◆ **Source information**

.....

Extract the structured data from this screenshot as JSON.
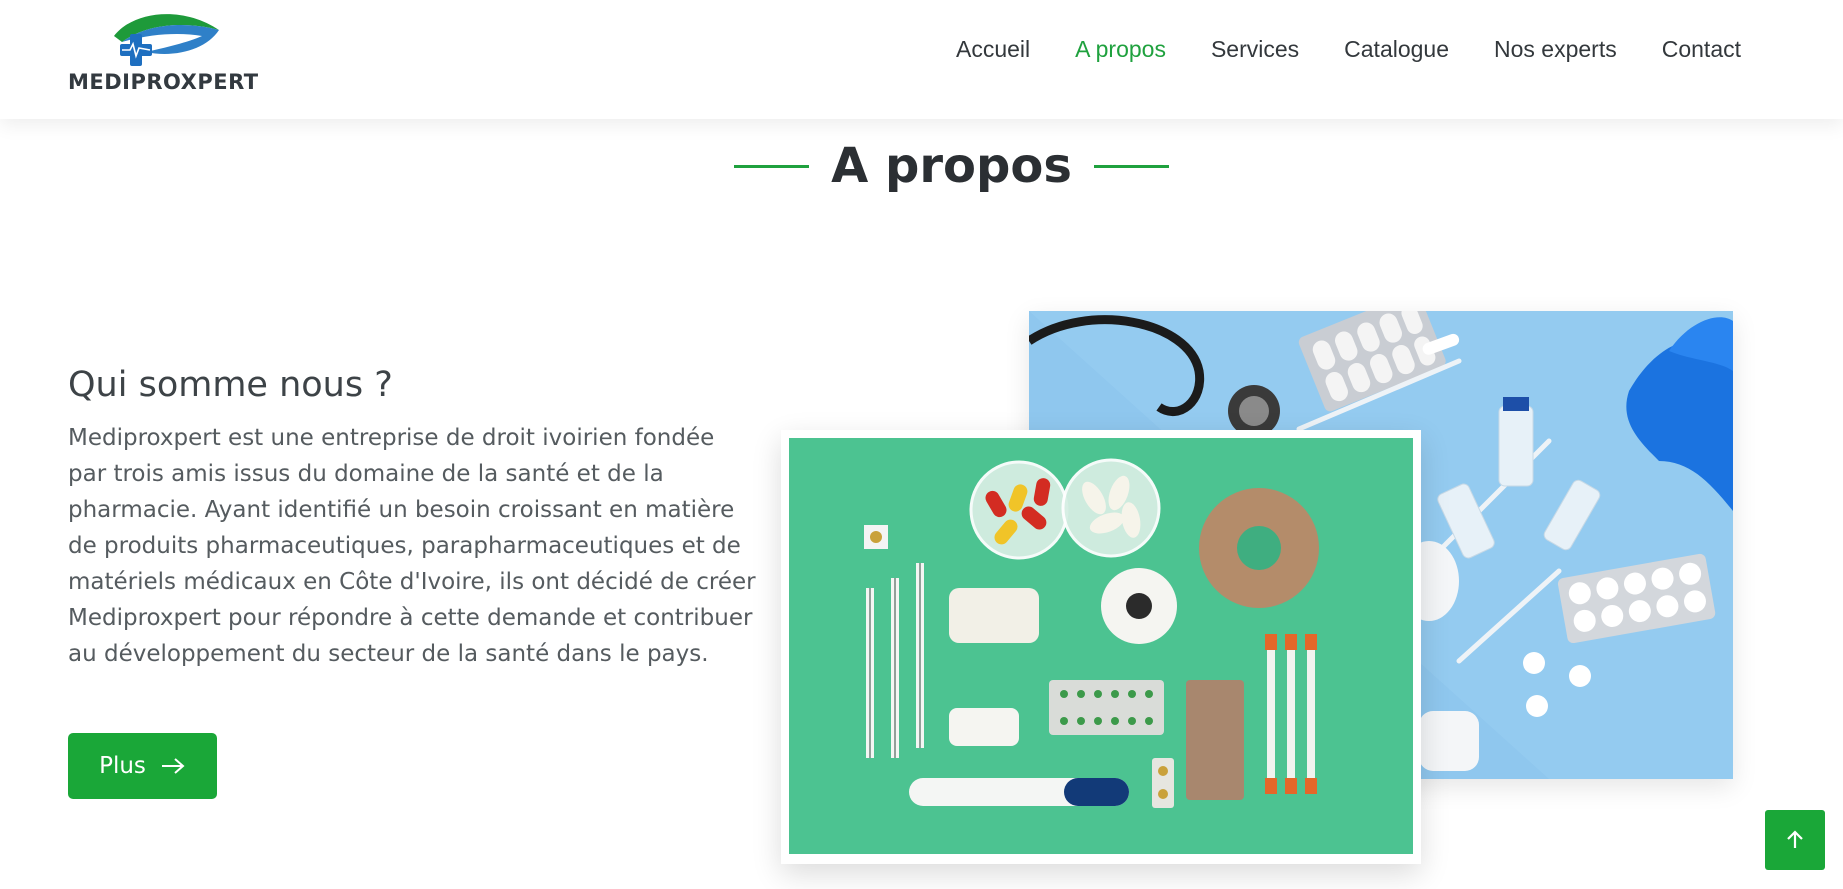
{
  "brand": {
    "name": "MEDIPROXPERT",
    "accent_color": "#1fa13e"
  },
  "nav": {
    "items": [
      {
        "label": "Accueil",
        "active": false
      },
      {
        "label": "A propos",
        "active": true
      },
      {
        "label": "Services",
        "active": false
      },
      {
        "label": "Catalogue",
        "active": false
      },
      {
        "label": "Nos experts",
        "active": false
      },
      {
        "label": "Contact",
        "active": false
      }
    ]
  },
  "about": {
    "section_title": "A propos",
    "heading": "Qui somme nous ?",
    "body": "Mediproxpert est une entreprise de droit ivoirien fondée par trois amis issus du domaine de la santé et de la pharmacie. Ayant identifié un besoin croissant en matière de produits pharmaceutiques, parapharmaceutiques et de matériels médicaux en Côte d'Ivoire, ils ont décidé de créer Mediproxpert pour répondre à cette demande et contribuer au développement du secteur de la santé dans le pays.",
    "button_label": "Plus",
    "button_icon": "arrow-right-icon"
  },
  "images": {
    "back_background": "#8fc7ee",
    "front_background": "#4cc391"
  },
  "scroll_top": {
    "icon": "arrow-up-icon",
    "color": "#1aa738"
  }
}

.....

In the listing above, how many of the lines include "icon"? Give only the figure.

2